This is one in a periodic series of profiles on local college and university presidents.
Think college calculus is tough? Try cleaning out chicken pits on a sweltering summer day in Arkansas. That's one bit of perspective that Union Institute & University President Roger Sublett brings to his job overseeing the Cincinnati-based online university.
1- Your hometown and your favorite thing about growing up there?
I grew up on a farm outside the small town of Greenwood in northwest Arkansas. I appreciated the beauty of the Arkansas mountains and really enjoyed the experience of growing up on a farm. We worked hard, and I learned a lot about life, opportunities and discovered early on that being resilient in life was critical in the face of challenges.
There was a sense of self-identity and respect among people in our rural community that I really appreciated and still treasure today. I emerged from that formative environment with a sense of being grounded and motivated to make a difference in the lives of others.
2- What’s the hardest job you ever had?
Cleaning out stables and chicken pits on the farm in the hot months of the Arkansas summer. That taught me a lot about life’s work and how to deal with tough situations throughout my career.
3- What’s your favorite junk food?
Corn chips with queso dip.
4- What food can you not stand?
Liver and onions.
5- What’s your secret talent?
I am not sure that I have a secret talent, but I do like to paint. I have not had much time in recent years to indulge my passion, but hope to do that in retirement.
6- Name an item on your bucket list.
Travel to Australia and New Zealand in the near future.
7- What's your favorite joke, suitable for a family publication?
A man sitting in the gallery of the U.S. Senate heard a distinguished senator deliver an amazing speech. He hurried to the hallway outside of the Senate chamber to greet him as he left the floor. Greeting the senator, he said, “Oh senator, oh senator, that speech was simply superfluous.” The senator looked at him and responded, “Thank you, sir! I hope to have it published posthumously.” He responded, “Oh, I hope you do, and soon!”
8- What about Union Institute & University makes you most proud?
Every employee at Union works to help our students transform their lives and their communities through education.
Making a difference in the lives of others is something that Union has done well since its founding in 1964. It is inspiring every day to be a part of an organization where everyone devotes energy to ensure the success of our students.
At Union, we clearly understand that only people make a difference in an organization and only people are ultimately important in our lives. As I meet our graduates around the country, many have commented that they would not have been able to complete their education had Union not existed and assisted them through the work, supportive people and relevant academic programs. I am very proud that Union has been able to engage, enlighten and empower our students and employees alike, encouraging them to give back through service. They live our mission every day.
9- What's the biggest piece of unfinished business you’d like to accomplish during your tenure?
The first president of Union stated, “We hope to change the face of American higher education.” In many ways, Union has done that over the last 52 years.

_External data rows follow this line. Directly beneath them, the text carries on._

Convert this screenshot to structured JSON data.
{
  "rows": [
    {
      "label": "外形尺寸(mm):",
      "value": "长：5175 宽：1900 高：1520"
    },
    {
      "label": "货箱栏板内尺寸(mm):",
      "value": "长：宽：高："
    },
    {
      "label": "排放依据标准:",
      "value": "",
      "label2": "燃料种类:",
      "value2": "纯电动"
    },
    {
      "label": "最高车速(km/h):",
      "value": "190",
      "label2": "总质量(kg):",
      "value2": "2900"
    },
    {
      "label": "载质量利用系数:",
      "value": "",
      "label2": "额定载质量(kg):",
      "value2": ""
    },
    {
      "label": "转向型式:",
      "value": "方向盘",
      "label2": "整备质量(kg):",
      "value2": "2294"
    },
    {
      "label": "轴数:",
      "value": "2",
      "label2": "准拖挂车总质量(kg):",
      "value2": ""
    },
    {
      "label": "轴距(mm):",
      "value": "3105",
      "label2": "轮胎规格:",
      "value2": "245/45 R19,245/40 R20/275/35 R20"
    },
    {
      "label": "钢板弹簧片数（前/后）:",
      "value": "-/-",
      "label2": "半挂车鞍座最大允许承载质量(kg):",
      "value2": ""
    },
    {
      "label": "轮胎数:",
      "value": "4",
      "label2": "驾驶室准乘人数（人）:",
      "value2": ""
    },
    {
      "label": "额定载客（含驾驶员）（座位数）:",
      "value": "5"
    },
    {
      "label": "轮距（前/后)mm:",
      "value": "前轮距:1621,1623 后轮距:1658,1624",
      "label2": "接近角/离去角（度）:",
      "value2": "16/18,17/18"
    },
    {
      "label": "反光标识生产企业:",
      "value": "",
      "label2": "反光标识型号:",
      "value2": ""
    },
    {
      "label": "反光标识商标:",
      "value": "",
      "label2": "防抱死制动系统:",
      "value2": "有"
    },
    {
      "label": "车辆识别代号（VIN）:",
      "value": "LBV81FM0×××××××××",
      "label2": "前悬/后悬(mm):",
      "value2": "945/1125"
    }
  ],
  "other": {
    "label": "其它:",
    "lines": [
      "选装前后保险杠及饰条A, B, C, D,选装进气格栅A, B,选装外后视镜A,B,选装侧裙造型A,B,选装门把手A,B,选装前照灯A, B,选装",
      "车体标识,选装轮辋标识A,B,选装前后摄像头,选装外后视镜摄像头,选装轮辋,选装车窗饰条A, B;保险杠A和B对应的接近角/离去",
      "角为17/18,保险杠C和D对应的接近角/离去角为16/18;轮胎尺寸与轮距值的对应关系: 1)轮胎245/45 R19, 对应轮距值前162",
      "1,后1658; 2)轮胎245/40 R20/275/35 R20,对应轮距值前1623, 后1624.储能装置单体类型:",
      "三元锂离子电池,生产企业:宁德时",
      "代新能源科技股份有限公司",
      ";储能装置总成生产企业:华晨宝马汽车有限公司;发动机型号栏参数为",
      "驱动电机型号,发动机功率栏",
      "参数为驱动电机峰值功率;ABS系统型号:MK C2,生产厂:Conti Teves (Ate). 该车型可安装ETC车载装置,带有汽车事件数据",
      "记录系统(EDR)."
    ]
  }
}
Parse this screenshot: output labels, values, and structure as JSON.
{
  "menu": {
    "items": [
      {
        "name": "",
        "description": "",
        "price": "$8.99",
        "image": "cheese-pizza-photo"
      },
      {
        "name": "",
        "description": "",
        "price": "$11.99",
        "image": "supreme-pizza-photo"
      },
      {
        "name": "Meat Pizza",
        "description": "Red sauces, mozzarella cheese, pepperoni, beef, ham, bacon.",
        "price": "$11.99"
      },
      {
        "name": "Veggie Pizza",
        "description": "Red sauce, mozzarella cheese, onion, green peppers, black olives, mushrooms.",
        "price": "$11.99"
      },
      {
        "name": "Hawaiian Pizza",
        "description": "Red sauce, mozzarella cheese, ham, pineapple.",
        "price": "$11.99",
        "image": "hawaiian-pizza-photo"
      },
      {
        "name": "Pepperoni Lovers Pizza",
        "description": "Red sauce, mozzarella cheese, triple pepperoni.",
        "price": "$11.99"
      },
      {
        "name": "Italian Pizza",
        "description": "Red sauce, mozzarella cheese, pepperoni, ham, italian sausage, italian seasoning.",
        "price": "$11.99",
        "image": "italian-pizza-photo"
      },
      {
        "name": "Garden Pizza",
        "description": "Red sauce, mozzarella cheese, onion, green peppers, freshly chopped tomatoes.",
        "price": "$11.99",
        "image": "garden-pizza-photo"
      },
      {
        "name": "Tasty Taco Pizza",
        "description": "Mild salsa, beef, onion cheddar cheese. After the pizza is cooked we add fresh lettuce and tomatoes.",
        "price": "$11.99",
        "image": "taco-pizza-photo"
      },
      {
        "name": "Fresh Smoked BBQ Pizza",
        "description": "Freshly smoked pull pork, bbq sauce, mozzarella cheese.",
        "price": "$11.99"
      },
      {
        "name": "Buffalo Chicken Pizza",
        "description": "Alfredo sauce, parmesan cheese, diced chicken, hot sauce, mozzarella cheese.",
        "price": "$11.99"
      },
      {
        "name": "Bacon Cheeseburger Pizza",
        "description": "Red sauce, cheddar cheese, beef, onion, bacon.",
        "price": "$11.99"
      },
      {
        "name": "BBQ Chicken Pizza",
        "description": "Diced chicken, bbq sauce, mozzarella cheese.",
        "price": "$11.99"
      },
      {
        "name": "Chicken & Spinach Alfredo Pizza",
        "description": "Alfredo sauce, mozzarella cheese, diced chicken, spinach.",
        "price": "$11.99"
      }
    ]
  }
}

My goal is to make sure that, through our advancement efforts, Union will be able to assure future generations of adult students that they will continue to have access to the creative and enriching experience of a Union education. We will continue to work to “change the face of American higher education.”
Bonus: Something else readers would be interested to know about you?
I am the very proud grandfather of three wonderful young grandsons. As the father of three grown daughters, I now find it wonderful to experience life through the eyes and joys of grandchildren. I am also a graduate of the University of Arkansas and an avid Razorback fan. Even my grandsons know how to “Call the Hogs” -- much to our daughter’s dismay. (She is a graduate of the University of Michigan.)